* INPUT
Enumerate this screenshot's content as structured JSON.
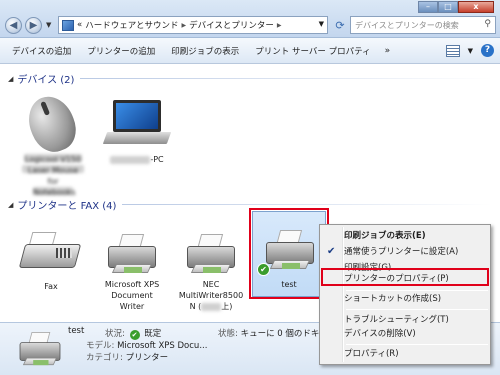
{
  "window": {
    "breadcrumb": [
      "«",
      "ハードウェアとサウンド",
      "デバイスとプリンター"
    ],
    "search_placeholder": "デバイスとプリンターの検索",
    "buttons": {
      "minimize": "–",
      "maximize": "□",
      "close": "x"
    }
  },
  "toolbar": {
    "items": [
      "デバイスの追加",
      "プリンターの追加",
      "印刷ジョブの表示",
      "プリント サーバー プロパティ"
    ],
    "more": "»"
  },
  "devices_group": {
    "header": "デバイス (2)",
    "items": [
      {
        "label_line1": "Logicool V150",
        "label_line2": "Laser Mouse for",
        "label_line3": "Notebooks",
        "icon": "mouse-icon"
      },
      {
        "label_suffix": "-PC",
        "icon": "laptop-icon"
      }
    ]
  },
  "printers_group": {
    "header": "プリンターと FAX (4)",
    "items": [
      {
        "lines": [
          "Fax"
        ],
        "icon": "fax-icon"
      },
      {
        "lines": [
          "Microsoft XPS",
          "Document",
          "Writer"
        ],
        "icon": "printer-icon"
      },
      {
        "lines": [
          "NEC",
          "MultiWriter8500",
          "N (",
          "上)"
        ],
        "icon": "printer-icon"
      },
      {
        "lines": [
          "test"
        ],
        "icon": "printer-icon",
        "default": true
      }
    ]
  },
  "details": {
    "name": "test",
    "state_label": "状況:",
    "state_value": "既定",
    "status_label": "状態:",
    "status_value": "キューに 0 個のドキュ",
    "model_label": "モデル:",
    "model_value": "Microsoft XPS Docu...",
    "category_label": "カテゴリ:",
    "category_value": "プリンター"
  },
  "context_menu": {
    "items": [
      "印刷ジョブの表示(E)",
      "通常使うプリンターに設定(A)",
      "印刷設定(G)",
      "プリンターのプロパティ(P)",
      "ショートカットの作成(S)",
      "トラブルシューティング(T)",
      "デバイスの削除(V)",
      "プロパティ(R)"
    ],
    "checked_index": 1,
    "highlighted_index": 3
  },
  "colors": {
    "highlight_box": "#e0001a",
    "group_header": "#1e3287",
    "selection": "#c1dbf6"
  }
}
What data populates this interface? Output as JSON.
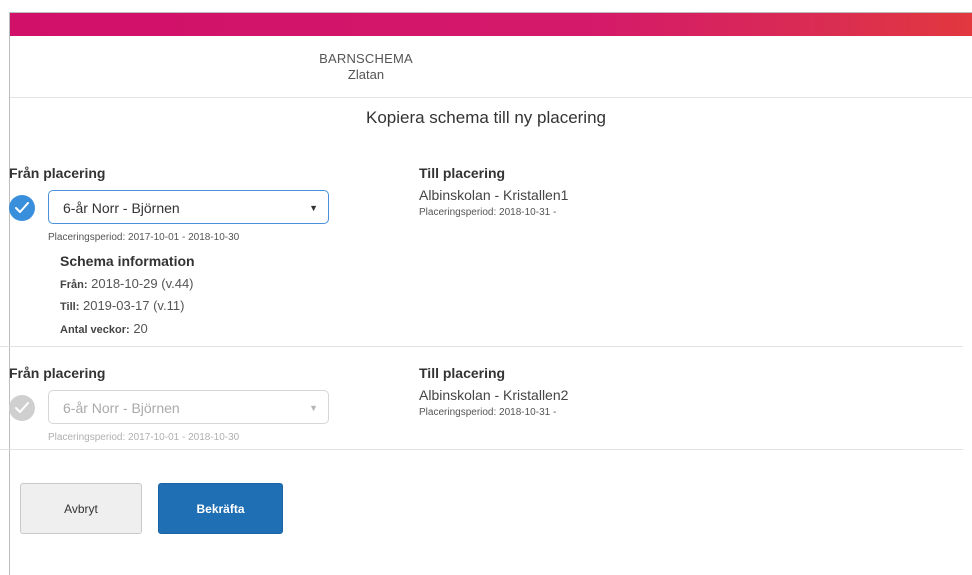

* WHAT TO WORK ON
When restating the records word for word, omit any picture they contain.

* RESPONSE TO THIS EXERCISE
Enumerate this screenshot's content as structured JSON.
{
  "window": {
    "breadcrumb": [
      "«",
      "ハードウェアとサウンド",
      "デバイスとプリンター"
    ],
    "search_placeholder": "デバイスとプリンターの検索",
    "buttons": {
      "minimize": "–",
      "maximize": "□",
      "close": "x"
    }
  },
  "toolbar": {
    "items": [
      "デバイスの追加",
      "プリンターの追加",
      "印刷ジョブの表示",
      "プリント サーバー プロパティ"
    ],
    "more": "»"
  },
  "devices_group": {
    "header": "デバイス (2)",
    "items": [
      {
        "label_line1": "Logicool V150",
        "label_line2": "Laser Mouse for",
        "label_line3": "Notebooks",
        "icon": "mouse-icon"
      },
      {
        "label_suffix": "-PC",
        "icon": "laptop-icon"
      }
    ]
  },
  "printers_group": {
    "header": "プリンターと FAX (4)",
    "items": [
      {
        "lines": [
          "Fax"
        ],
        "icon": "fax-icon"
      },
      {
        "lines": [
          "Microsoft XPS",
          "Document",
          "Writer"
        ],
        "icon": "printer-icon"
      },
      {
        "lines": [
          "NEC",
          "MultiWriter8500",
          "N (",
          "上)"
        ],
        "icon": "printer-icon"
      },
      {
        "lines": [
          "test"
        ],
        "icon": "printer-icon",
        "default": true
      }
    ]
  },
  "details": {
    "name": "test",
    "state_label": "状況:",
    "state_value": "既定",
    "status_label": "状態:",
    "status_value": "キューに 0 個のドキュ",
    "model_label": "モデル:",
    "model_value": "Microsoft XPS Docu...",
    "category_label": "カテゴリ:",
    "category_value": "プリンター"
  },
  "context_menu": {
    "items": [
      "印刷ジョブの表示(E)",
      "通常使うプリンターに設定(A)",
      "印刷設定(G)",
      "プリンターのプロパティ(P)",
      "ショートカットの作成(S)",
      "トラブルシューティング(T)",
      "デバイスの削除(V)",
      "プロパティ(R)"
    ],
    "checked_index": 1,
    "highlighted_index": 3
  },
  "colors": {
    "highlight_box": "#e0001a",
    "group_header": "#1e3287",
    "selection": "#c1dbf6"
  }
}
What data populates this interface? Output as JSON.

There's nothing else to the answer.